Task requirements
Every entry should be duplicated verbatim, and no picture may appear in the copy.

Records from a data collection
^^^^^^^^
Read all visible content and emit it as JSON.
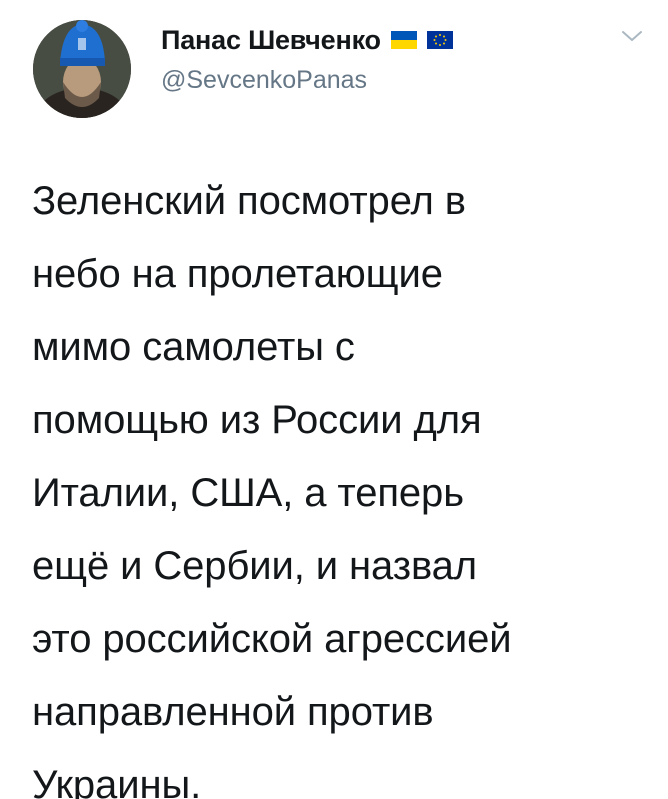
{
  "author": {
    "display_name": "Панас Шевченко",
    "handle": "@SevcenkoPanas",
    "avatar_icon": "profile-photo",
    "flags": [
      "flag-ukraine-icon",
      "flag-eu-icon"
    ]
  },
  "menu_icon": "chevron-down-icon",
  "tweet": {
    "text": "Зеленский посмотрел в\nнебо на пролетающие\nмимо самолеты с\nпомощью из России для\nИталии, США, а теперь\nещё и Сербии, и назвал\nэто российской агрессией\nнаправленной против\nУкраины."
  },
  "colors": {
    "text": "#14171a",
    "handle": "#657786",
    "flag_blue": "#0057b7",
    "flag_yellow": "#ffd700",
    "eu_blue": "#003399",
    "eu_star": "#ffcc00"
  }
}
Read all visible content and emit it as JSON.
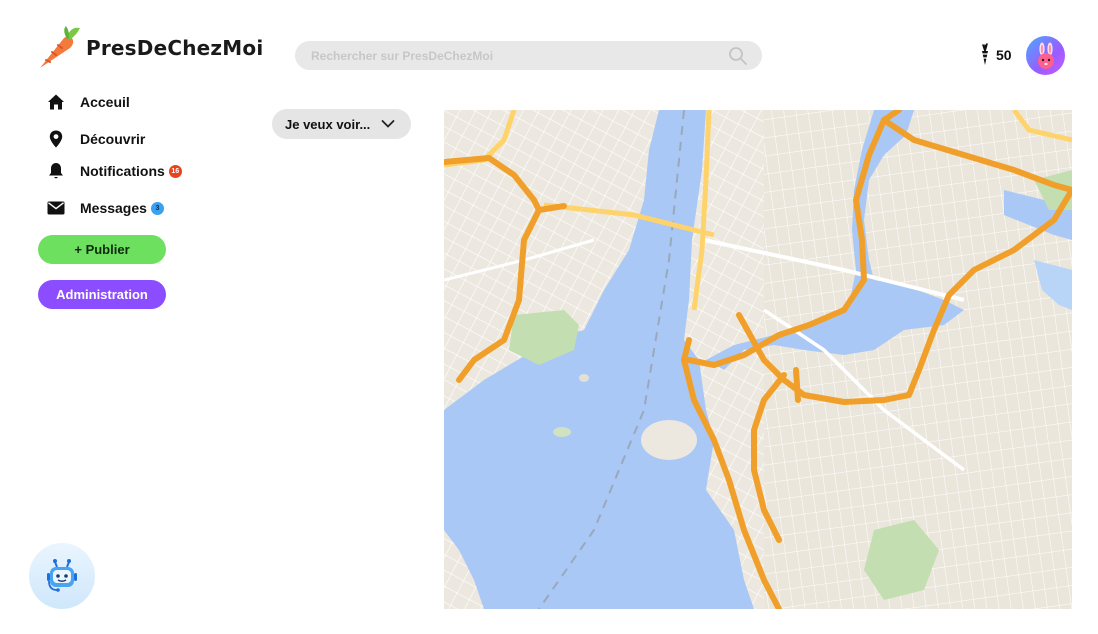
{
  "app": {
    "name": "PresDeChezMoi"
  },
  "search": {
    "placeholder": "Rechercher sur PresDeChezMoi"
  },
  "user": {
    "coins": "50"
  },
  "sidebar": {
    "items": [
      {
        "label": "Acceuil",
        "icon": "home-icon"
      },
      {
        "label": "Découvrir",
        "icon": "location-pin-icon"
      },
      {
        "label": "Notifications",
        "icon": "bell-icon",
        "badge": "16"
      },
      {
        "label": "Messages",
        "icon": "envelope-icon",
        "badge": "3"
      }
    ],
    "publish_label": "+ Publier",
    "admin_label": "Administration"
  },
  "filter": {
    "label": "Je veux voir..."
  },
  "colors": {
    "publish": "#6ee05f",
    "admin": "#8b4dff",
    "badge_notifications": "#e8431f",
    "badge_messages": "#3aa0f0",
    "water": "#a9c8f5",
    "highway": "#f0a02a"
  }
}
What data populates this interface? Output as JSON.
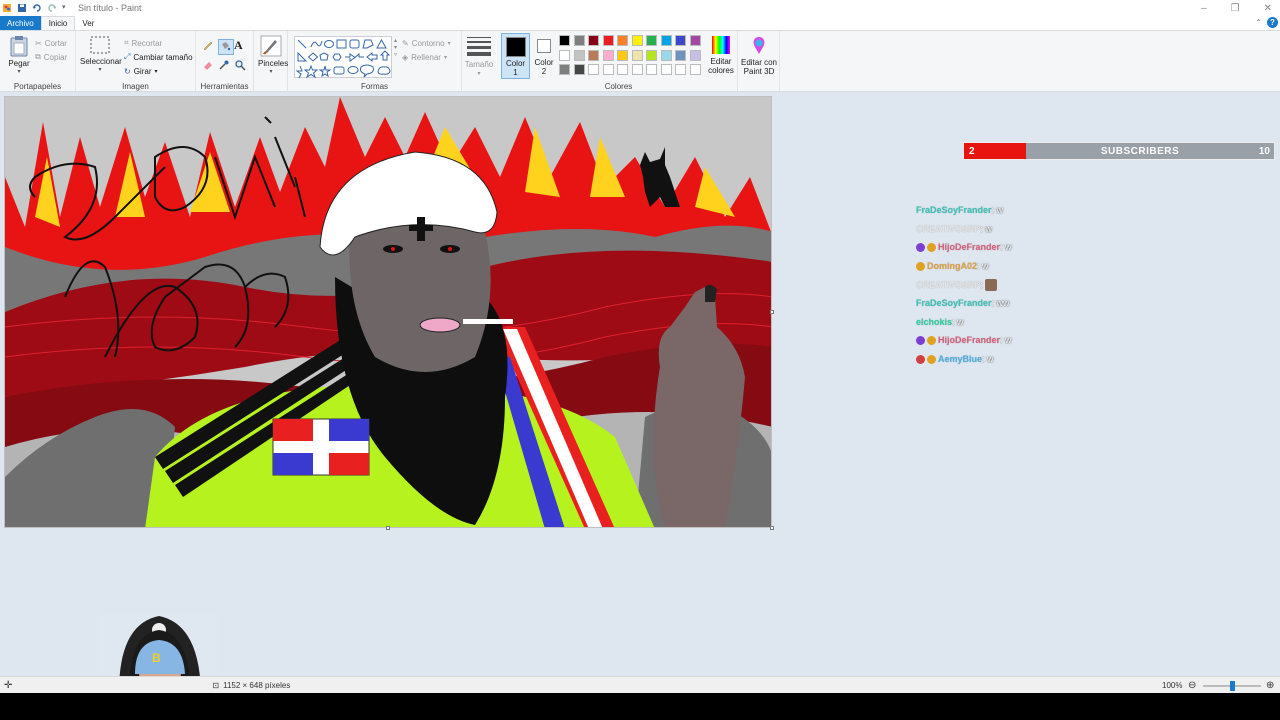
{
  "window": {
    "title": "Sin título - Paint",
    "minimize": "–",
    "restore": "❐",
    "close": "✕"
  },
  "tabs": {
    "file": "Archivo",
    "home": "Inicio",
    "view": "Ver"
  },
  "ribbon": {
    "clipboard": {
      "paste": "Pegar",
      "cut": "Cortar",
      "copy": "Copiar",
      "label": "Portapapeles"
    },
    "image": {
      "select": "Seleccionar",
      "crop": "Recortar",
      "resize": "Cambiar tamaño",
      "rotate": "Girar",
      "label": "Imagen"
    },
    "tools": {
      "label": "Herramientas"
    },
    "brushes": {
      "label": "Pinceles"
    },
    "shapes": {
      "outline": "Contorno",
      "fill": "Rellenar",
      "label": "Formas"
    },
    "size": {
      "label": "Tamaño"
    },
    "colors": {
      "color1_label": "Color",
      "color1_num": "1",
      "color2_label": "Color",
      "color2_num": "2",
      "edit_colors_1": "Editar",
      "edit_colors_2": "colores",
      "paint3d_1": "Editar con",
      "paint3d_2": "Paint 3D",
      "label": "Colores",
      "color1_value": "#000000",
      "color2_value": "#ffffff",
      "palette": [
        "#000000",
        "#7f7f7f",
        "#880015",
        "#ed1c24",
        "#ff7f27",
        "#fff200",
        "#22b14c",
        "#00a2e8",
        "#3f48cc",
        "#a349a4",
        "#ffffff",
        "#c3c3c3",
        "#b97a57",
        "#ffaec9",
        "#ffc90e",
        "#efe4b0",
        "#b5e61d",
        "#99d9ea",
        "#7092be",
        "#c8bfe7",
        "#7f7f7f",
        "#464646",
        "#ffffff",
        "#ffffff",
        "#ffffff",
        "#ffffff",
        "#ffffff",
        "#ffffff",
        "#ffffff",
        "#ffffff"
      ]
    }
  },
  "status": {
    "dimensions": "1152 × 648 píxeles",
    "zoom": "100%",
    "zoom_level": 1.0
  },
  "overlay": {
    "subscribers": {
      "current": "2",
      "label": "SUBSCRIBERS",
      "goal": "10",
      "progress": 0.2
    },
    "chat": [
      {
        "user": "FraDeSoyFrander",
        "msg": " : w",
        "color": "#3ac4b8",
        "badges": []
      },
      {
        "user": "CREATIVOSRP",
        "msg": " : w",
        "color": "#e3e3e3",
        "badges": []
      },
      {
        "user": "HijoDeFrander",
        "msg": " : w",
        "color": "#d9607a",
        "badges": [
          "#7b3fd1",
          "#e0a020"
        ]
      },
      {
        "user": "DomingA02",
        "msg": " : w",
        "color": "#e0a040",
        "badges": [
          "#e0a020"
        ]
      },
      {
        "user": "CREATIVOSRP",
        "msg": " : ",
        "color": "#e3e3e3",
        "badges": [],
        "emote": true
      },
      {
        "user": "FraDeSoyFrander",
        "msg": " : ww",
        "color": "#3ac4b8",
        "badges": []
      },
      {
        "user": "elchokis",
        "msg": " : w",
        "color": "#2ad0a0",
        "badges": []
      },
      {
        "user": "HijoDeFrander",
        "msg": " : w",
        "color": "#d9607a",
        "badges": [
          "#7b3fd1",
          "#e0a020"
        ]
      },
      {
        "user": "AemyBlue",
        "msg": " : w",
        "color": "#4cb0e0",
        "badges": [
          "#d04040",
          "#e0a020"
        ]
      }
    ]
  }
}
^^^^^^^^
Completed exercise
Read all visible content and emit it as JSON.
{
  "author": {
    "display_name": "Панас Шевченко",
    "handle": "@SevcenkoPanas",
    "avatar_icon": "profile-photo",
    "flags": [
      "flag-ukraine-icon",
      "flag-eu-icon"
    ]
  },
  "menu_icon": "chevron-down-icon",
  "tweet": {
    "text": "Зеленский посмотрел в\nнебо на пролетающие\nмимо самолеты с\nпомощью из России для\nИталии, США, а теперь\nещё и Сербии, и назвал\nэто российской агрессией\nнаправленной против\nУкраины."
  },
  "colors": {
    "text": "#14171a",
    "handle": "#657786",
    "flag_blue": "#0057b7",
    "flag_yellow": "#ffd700",
    "eu_blue": "#003399",
    "eu_star": "#ffcc00"
  }
}
Read all visible content and emit it as JSON.
{
  "app": {
    "name": "PresDeChezMoi"
  },
  "search": {
    "placeholder": "Rechercher sur PresDeChezMoi"
  },
  "user": {
    "coins": "50"
  },
  "sidebar": {
    "items": [
      {
        "label": "Acceuil",
        "icon": "home-icon"
      },
      {
        "label": "Découvrir",
        "icon": "location-pin-icon"
      },
      {
        "label": "Notifications",
        "icon": "bell-icon",
        "badge": "16"
      },
      {
        "label": "Messages",
        "icon": "envelope-icon",
        "badge": "3"
      }
    ],
    "publish_label": "+ Publier",
    "admin_label": "Administration"
  },
  "filter": {
    "label": "Je veux voir..."
  },
  "colors": {
    "publish": "#6ee05f",
    "admin": "#8b4dff",
    "badge_notifications": "#e8431f",
    "badge_messages": "#3aa0f0",
    "water": "#a9c8f5",
    "highway": "#f0a02a"
  }
}
What data populates this interface? Output as JSON.
{
  "window": {
    "title": "Sin título - Paint",
    "minimize": "–",
    "restore": "❐",
    "close": "✕"
  },
  "tabs": {
    "file": "Archivo",
    "home": "Inicio",
    "view": "Ver"
  },
  "ribbon": {
    "clipboard": {
      "paste": "Pegar",
      "cut": "Cortar",
      "copy": "Copiar",
      "label": "Portapapeles"
    },
    "image": {
      "select": "Seleccionar",
      "crop": "Recortar",
      "resize": "Cambiar tamaño",
      "rotate": "Girar",
      "label": "Imagen"
    },
    "tools": {
      "label": "Herramientas"
    },
    "brushes": {
      "label": "Pinceles"
    },
    "shapes": {
      "outline": "Contorno",
      "fill": "Rellenar",
      "label": "Formas"
    },
    "size": {
      "label": "Tamaño"
    },
    "colors": {
      "color1_label": "Color",
      "color1_num": "1",
      "color2_label": "Color",
      "color2_num": "2",
      "edit_colors_1": "Editar",
      "edit_colors_2": "colores",
      "paint3d_1": "Editar con",
      "paint3d_2": "Paint 3D",
      "label": "Colores",
      "color1_value": "#000000",
      "color2_value": "#ffffff",
      "palette": [
        "#000000",
        "#7f7f7f",
        "#880015",
        "#ed1c24",
        "#ff7f27",
        "#fff200",
        "#22b14c",
        "#00a2e8",
        "#3f48cc",
        "#a349a4",
        "#ffffff",
        "#c3c3c3",
        "#b97a57",
        "#ffaec9",
        "#ffc90e",
        "#efe4b0",
        "#b5e61d",
        "#99d9ea",
        "#7092be",
        "#c8bfe7",
        "#7f7f7f",
        "#464646",
        "#ffffff",
        "#ffffff",
        "#ffffff",
        "#ffffff",
        "#ffffff",
        "#ffffff",
        "#ffffff",
        "#ffffff"
      ]
    }
  },
  "status": {
    "dimensions": "1152 × 648 píxeles",
    "zoom": "100%",
    "zoom_level": 1.0
  },
  "overlay": {
    "subscribers": {
      "current": "2",
      "label": "SUBSCRIBERS",
      "goal": "10",
      "progress": 0.2
    },
    "chat": [
      {
        "user": "FraDeSoyFrander",
        "msg": " : w",
        "color": "#3ac4b8",
        "badges": []
      },
      {
        "user": "CREATIVOSRP",
        "msg": " : w",
        "color": "#e3e3e3",
        "badges": []
      },
      {
        "user": "HijoDeFrander",
        "msg": " : w",
        "color": "#d9607a",
        "badges": [
          "#7b3fd1",
          "#e0a020"
        ]
      },
      {
        "user": "DomingA02",
        "msg": " : w",
        "color": "#e0a040",
        "badges": [
          "#e0a020"
        ]
      },
      {
        "user": "CREATIVOSRP",
        "msg": " : ",
        "color": "#e3e3e3",
        "badges": [],
        "emote": true
      },
      {
        "user": "FraDeSoyFrander",
        "msg": " : ww",
        "color": "#3ac4b8",
        "badges": []
      },
      {
        "user": "elchokis",
        "msg": " : w",
        "color": "#2ad0a0",
        "badges": []
      },
      {
        "user": "HijoDeFrander",
        "msg": " : w",
        "color": "#d9607a",
        "badges": [
          "#7b3fd1",
          "#e0a020"
        ]
      },
      {
        "user": "AemyBlue",
        "msg": " : w",
        "color": "#4cb0e0",
        "badges": [
          "#d04040",
          "#e0a020"
        ]
      }
    ]
  }
}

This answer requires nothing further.